== Segment start ==

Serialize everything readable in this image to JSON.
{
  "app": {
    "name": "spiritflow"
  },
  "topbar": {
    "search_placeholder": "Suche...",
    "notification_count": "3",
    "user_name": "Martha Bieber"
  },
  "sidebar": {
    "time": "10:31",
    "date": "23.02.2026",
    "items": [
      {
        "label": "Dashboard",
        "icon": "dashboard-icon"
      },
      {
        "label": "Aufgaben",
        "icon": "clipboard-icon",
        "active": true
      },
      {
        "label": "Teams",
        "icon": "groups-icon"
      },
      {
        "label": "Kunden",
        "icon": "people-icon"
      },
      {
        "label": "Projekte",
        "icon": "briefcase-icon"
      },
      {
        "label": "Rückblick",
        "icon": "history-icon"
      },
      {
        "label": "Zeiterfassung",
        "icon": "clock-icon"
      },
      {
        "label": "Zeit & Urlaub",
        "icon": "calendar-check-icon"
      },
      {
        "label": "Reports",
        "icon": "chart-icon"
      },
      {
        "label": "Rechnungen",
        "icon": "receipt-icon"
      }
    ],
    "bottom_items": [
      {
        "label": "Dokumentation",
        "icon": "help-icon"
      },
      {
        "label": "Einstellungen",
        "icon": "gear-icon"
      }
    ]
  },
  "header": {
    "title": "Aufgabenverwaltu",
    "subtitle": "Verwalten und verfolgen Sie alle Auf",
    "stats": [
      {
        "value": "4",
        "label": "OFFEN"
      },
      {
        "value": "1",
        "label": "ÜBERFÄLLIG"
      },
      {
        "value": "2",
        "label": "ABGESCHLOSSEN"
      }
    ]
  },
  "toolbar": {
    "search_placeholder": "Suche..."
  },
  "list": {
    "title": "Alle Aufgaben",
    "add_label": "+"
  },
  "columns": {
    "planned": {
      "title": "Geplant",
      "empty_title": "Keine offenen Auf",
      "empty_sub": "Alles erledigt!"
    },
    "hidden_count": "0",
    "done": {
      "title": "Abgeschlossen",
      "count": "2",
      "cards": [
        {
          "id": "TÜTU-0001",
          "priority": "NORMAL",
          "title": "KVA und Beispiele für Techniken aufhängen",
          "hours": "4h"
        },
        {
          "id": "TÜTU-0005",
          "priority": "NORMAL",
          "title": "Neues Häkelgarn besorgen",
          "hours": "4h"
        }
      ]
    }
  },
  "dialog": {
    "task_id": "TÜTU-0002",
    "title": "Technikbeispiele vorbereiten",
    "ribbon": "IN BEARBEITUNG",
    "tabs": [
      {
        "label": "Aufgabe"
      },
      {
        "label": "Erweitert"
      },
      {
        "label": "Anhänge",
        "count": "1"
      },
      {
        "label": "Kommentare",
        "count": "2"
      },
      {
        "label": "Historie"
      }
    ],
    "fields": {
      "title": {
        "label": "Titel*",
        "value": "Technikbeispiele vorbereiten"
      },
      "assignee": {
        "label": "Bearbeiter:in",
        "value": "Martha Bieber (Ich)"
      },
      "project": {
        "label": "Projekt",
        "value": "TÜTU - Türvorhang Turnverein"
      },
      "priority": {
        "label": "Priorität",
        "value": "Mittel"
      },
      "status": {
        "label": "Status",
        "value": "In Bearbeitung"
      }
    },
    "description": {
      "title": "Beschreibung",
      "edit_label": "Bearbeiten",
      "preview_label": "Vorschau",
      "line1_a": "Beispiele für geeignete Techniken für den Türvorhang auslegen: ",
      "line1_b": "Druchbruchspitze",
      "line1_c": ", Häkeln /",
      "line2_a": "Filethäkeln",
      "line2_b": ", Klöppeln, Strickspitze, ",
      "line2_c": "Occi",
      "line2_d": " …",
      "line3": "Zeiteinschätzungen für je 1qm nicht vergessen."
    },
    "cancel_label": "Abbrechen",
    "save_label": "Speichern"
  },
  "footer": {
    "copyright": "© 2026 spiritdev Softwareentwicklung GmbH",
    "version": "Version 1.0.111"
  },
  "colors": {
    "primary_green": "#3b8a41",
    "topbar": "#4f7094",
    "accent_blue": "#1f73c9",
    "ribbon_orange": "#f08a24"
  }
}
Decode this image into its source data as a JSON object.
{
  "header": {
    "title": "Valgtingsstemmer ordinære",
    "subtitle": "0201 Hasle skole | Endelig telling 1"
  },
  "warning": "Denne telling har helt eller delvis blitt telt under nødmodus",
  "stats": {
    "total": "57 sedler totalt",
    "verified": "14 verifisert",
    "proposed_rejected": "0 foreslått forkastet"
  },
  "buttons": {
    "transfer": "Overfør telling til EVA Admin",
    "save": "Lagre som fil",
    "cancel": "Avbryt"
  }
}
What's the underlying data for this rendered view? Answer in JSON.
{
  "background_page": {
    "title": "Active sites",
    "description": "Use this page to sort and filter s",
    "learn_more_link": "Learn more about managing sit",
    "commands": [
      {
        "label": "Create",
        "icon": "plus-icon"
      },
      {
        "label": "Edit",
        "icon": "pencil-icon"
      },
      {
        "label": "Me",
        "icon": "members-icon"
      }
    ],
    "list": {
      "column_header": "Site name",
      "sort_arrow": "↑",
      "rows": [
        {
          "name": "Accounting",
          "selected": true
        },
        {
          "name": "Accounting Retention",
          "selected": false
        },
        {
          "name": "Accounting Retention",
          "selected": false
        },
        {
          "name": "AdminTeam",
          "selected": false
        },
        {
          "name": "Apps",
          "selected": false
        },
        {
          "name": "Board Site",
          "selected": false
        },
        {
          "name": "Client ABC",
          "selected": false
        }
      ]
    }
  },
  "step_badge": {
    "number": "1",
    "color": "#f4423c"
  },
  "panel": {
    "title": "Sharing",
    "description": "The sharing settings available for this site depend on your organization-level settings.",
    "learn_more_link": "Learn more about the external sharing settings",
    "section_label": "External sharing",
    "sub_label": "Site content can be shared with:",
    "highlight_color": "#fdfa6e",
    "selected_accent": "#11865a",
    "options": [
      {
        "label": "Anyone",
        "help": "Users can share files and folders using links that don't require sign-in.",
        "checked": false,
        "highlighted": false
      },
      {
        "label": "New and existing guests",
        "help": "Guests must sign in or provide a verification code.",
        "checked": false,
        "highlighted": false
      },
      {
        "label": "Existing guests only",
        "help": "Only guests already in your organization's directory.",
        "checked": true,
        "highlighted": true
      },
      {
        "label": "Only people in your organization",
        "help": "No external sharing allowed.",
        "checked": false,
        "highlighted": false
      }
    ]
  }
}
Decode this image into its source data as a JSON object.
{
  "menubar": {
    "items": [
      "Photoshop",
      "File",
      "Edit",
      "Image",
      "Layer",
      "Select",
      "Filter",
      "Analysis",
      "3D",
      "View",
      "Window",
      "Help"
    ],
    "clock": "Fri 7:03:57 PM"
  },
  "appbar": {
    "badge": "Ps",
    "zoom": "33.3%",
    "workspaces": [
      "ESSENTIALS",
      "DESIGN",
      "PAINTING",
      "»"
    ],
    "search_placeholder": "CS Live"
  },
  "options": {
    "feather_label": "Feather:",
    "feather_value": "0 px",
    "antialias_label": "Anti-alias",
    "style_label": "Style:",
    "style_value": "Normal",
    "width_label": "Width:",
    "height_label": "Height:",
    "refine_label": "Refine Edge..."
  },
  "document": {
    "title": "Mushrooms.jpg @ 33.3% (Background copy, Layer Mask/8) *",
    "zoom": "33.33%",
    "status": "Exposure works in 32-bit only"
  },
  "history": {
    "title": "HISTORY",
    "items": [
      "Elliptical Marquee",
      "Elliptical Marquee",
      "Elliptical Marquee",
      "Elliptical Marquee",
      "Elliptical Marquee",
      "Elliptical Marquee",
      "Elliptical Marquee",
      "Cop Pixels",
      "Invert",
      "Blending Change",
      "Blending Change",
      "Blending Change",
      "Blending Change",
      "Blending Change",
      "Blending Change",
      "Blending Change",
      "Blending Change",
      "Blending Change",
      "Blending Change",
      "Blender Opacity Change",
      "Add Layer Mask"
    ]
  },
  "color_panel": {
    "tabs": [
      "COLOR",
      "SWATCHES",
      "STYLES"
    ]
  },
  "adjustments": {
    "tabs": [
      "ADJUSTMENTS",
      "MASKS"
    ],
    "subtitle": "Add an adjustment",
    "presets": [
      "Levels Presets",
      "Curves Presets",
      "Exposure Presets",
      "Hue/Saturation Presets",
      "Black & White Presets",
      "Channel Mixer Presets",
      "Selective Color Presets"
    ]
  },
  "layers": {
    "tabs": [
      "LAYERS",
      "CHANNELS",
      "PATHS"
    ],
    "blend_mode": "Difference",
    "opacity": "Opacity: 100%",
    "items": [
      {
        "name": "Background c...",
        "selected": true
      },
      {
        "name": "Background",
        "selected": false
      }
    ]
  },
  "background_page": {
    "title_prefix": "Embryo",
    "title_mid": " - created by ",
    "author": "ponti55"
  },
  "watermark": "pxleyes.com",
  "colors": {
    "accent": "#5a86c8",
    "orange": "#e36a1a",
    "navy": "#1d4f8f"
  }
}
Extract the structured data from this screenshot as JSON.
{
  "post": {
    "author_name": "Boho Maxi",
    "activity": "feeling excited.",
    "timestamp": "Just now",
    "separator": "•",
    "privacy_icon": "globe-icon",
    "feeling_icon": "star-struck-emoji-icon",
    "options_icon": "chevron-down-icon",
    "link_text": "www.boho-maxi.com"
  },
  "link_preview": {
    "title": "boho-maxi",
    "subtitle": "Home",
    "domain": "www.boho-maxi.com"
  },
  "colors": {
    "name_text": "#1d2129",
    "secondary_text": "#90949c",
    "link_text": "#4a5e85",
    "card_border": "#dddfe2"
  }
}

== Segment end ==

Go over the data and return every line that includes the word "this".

[TASK RESULT]:
Serialize everything readable in this image to JSON.
Decode this image into its source data as a JSON object.
What's the underlying data for this rendered view? Answer in JSON.
    "description": "Use this page to sort and filter s",
    "description": "The sharing settings available for this site depend on your organization-level settings.",
Decode this image into its source data as a JSON object.
Extract the structured data from this screenshot as JSON.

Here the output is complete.